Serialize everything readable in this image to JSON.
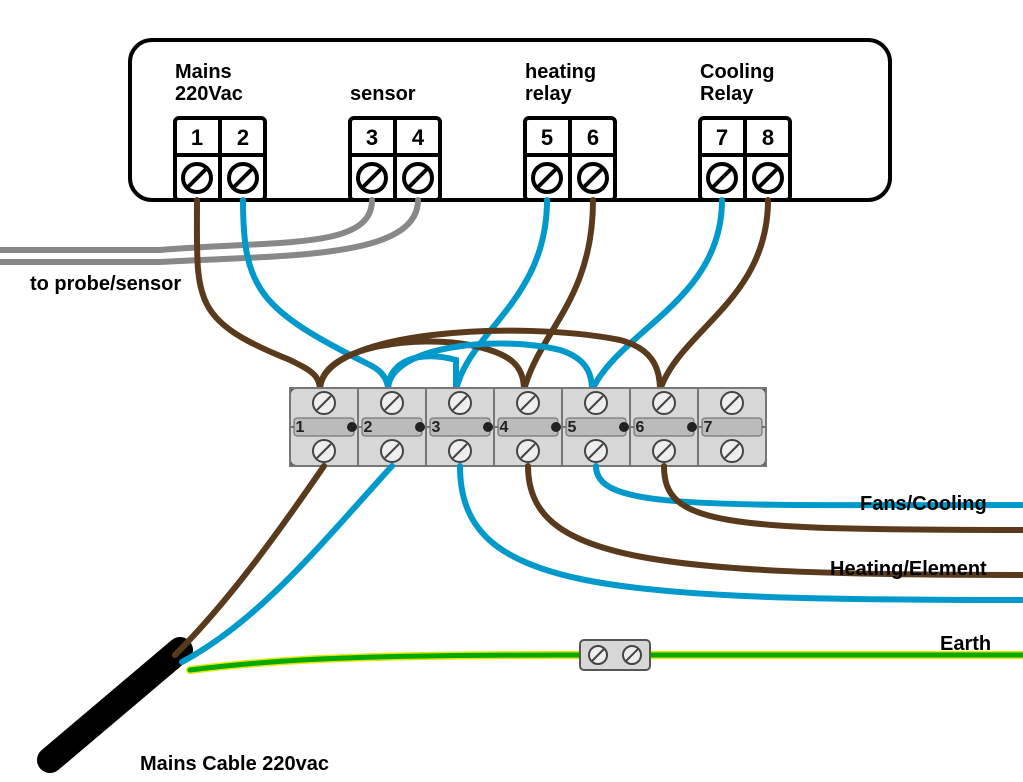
{
  "controller": {
    "groups": [
      {
        "label1": "Mains",
        "label2": "220Vac",
        "terminals": [
          "1",
          "2"
        ]
      },
      {
        "label1": "sensor",
        "label2": "",
        "terminals": [
          "3",
          "4"
        ]
      },
      {
        "label1": "heating",
        "label2": "relay",
        "terminals": [
          "5",
          "6"
        ]
      },
      {
        "label1": "Cooling",
        "label2": "Relay",
        "terminals": [
          "7",
          "8"
        ]
      }
    ]
  },
  "junction_block": {
    "terminals": [
      "1",
      "2",
      "3",
      "4",
      "5",
      "6",
      "7"
    ]
  },
  "labels": {
    "probe": "to probe/sensor",
    "fans": "Fans/Cooling",
    "heating": "Heating/Element",
    "earth": "Earth",
    "mains_cable": "Mains Cable 220vac"
  },
  "wire_colors": {
    "brown": "#5a3a1c",
    "blue": "#0099cc",
    "grey": "#888",
    "yellow": "#e6e600",
    "green": "#00aa00",
    "black": "#000"
  }
}
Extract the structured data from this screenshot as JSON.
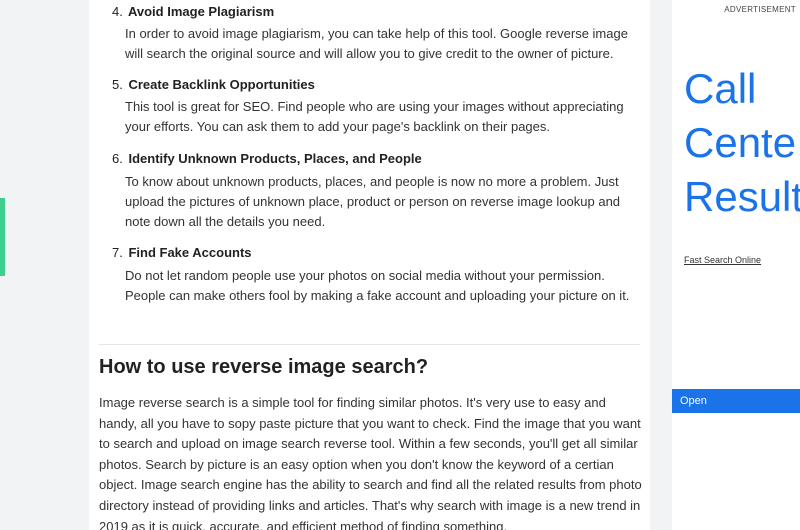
{
  "article": {
    "list": [
      {
        "number": "4.",
        "title": "Avoid Image Plagiarism",
        "desc": "In order to avoid image plagiarism, you can take help of this tool. Google reverse image will search the original source and will allow you to give credit to the owner of picture."
      },
      {
        "number": "5.",
        "title": "Create Backlink Opportunities",
        "desc": "This tool is great for SEO. Find people who are using your images without appreciating your efforts. You can ask them to add your page's backlink on their pages."
      },
      {
        "number": "6.",
        "title": "Identify Unknown Products, Places, and People",
        "desc": "To know about unknown products, places, and people is now no more a problem. Just upload the pictures of unknown place, product or person on reverse image lookup and note down all the details you need."
      },
      {
        "number": "7.",
        "title": "Find Fake Accounts",
        "desc": "Do not let random people use your photos on social media without your permission. People can make others fool by making a fake account and uploading your picture on it."
      }
    ],
    "section_heading": "How to use reverse image search?",
    "section_body": "Image reverse search is a simple tool for finding similar photos. It's very use to easy and handy, all you have to sopy paste picture that you want to check. Find the image that you want to search and upload on image search reverse tool. Within a few seconds, you'll get all similar photos. Search by picture is an easy option when you don't know the keyword of a certian object. Image search engine has the ability to search and find all the related results from photo directory instead of providing links and articles. That's why search with image is a new trend in 2019 as it is quick, accurate, and efficient method of finding something."
  },
  "ad": {
    "label": "ADVERTISEMENT",
    "headline": [
      "Call",
      "Cente",
      "Result"
    ],
    "source": "Fast Search Online",
    "watermark": "Search Online",
    "button": "Open"
  },
  "colors": {
    "accent_green": "#3ecf8e",
    "ad_blue": "#1a73e8",
    "page_bg": "#f1f3f4"
  }
}
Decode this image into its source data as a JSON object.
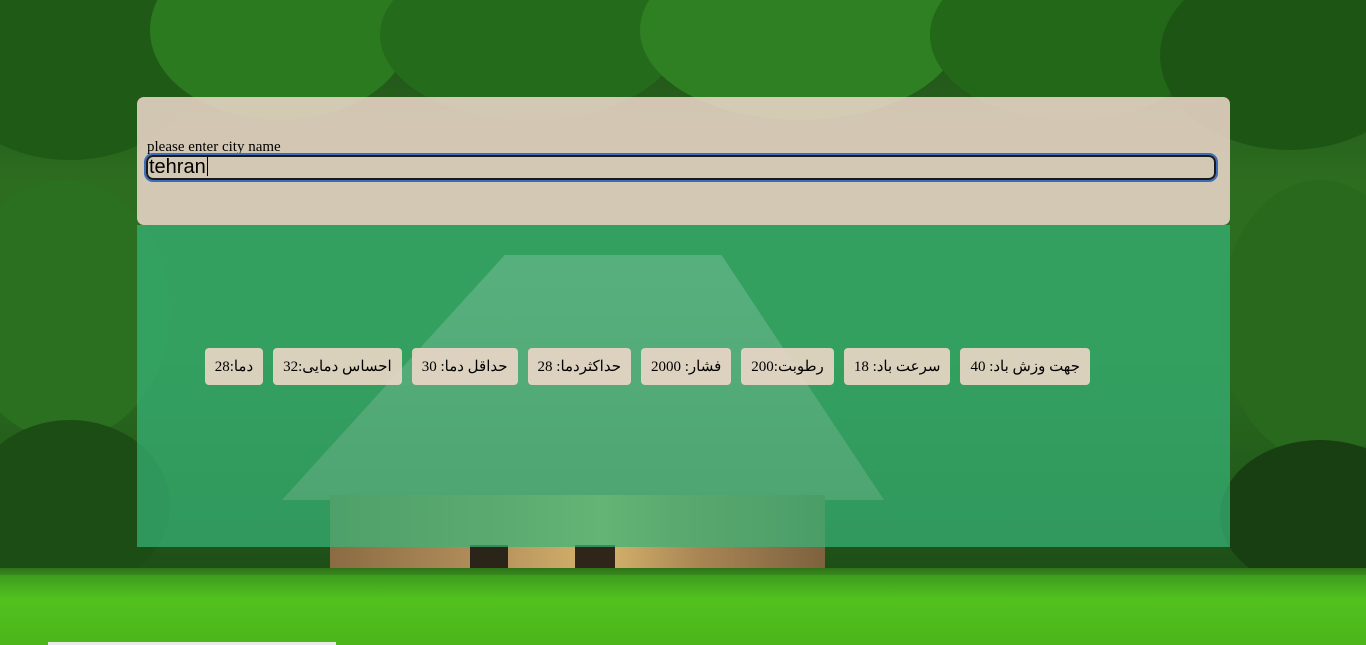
{
  "search": {
    "label": "please enter city name",
    "value": "tehran"
  },
  "weather": {
    "items": [
      "جهت وزش باد: 40",
      "سرعت باد: 18",
      "رطوبت:200",
      "فشار: 2000",
      "حداکثردما: 28",
      "حداقل دما: 30",
      "احساس دمایی:32",
      "دما:28"
    ]
  },
  "colors": {
    "search_card_bg": "#ead5c8",
    "results_panel_bg": "#38b478",
    "chip_bg": "#e8d5c6",
    "input_focus_ring": "#3b6db8"
  }
}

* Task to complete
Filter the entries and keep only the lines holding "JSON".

* Answer box
Serialize everything readable in this image to JSON.
Extract the structured data from this screenshot as JSON.
Decode this image into its source data as a JSON object.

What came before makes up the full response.